There are not enough houses.
I’ve tried to start this blog ten times or more, but it all comes back to that. There are not enough houses. Everyone blames someone different for it, everyone has a different solution to it, but it all comes back to the same thing: there are not enough houses.
You don’t have to look far to find the effects. Rents are sky-high. House prices are higher still. 4.9 million families cannot afford one or the other and need help to house themselves. There isn’t even close to enough social housing to provide for them, so the state foots a housing benefit bill of nearly £17 billion a year to private landlords, many of whose properties are in an embarrassing state of disrepair.
For many, many of my generation, buying a home of their own is a distant pipe dream, or an impossibility.
As I said, everyone has their different thoughts on the causes and solutions. My own are that the myth that this country is overcrowded has made us scared to build, and the solution is a housebuilding program the likes of which would make the post-war boom seem paltry.
One solution which I haven’t heard mooted before is to sell off what little social housing we have. And yet that’s the one which the Conservative manifesto is putting forward.
If they aren’t, then they are getting far too close for comfort, or safety...
Neither Southend, Essex, nor Britain can take another five years of ideological Tory cuts and mismanagement. Use your vote on May 7th. Kick Cameron and his incompetent mob out.
I’ll lay my cards out straight off here; I’m not much of a fan of party leaders debates in the run up to general elections. We have a parliamentary, not a presidential, system in which we do not elect our heads of government. We elect our representatives to parliament.
What would, in my opinion, be more helpful would be 650 individual debates, one in each constituency in England, Wales, Scotland and Northern Ireland. That way people can see the candidates that they can actually vote for going head to head, and make the best choice for their local area.
Time was, these were called hustings.
That, however, isn’t going to happen. Unless David Cameron feels he can somehow chicken out of the debates completely, some variation upon the head-to-head party leaders’ debates of 2010 will be happening.
So what would be the best arrangement?
There was one particular idea which drew a lot of applause from the audience at the Conservative Party Conference in Birmingham this week. It featured in the speeches of both the Home Secretary and the Prime Minister, and is already pretty much assured to be a centre-piece of the Tory manifesto next year.
And, indeed, today their plans have been published pre-emptively by legal blogger Jack of Kent.
Yes, I am talking about the plans to repeal the Human Rights Act. But what the Conservative Party want to do goes far beyond repealing a single piece of legislation. What they want to do is tear down the British legal system, built up over centuries, and to hobble the rights of its citizens. What they want to do terrifies me to my core, something I don’t say lightly.
And it should terrify every single person living in the United Kingdom today.
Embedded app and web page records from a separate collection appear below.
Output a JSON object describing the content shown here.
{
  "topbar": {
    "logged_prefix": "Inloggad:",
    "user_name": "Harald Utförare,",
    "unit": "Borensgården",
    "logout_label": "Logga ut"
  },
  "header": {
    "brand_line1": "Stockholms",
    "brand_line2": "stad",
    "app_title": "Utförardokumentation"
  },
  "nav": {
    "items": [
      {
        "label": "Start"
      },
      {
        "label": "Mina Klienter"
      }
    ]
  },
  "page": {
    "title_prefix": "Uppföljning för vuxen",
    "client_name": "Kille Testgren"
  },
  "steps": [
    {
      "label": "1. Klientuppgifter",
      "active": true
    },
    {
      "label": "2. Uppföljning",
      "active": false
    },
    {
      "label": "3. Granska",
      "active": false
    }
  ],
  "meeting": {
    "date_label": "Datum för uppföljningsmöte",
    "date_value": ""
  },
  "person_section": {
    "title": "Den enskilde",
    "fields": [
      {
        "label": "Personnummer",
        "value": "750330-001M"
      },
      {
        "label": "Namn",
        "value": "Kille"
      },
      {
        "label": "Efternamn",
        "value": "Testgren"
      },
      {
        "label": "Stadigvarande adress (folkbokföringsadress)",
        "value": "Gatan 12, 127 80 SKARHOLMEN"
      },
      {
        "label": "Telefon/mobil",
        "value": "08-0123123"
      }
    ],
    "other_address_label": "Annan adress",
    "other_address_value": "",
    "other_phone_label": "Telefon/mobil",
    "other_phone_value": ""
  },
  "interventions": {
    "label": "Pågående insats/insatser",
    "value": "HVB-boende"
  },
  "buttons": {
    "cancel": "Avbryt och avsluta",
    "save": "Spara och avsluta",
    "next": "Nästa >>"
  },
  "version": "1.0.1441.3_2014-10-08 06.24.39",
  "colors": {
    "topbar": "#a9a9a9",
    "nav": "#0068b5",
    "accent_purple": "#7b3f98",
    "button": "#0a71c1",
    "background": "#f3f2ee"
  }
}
Ah, Bernard Ingham, with your eyebrows to rival the one-time Archbishop of Eyebrow-bury Rowan Williams. Sadly, you haven’t his touch for understanding. Nor, really, do you have the political relevance of your fellow Thatcher bigwigs like Lord Lawson and Lord Tebbit.
But that hasn’t stopped it, has it? No, you’re still there, still plugging away, still determined to kick down the north just as you did in office. Credit to you, on the one hand.
But on the other, go away.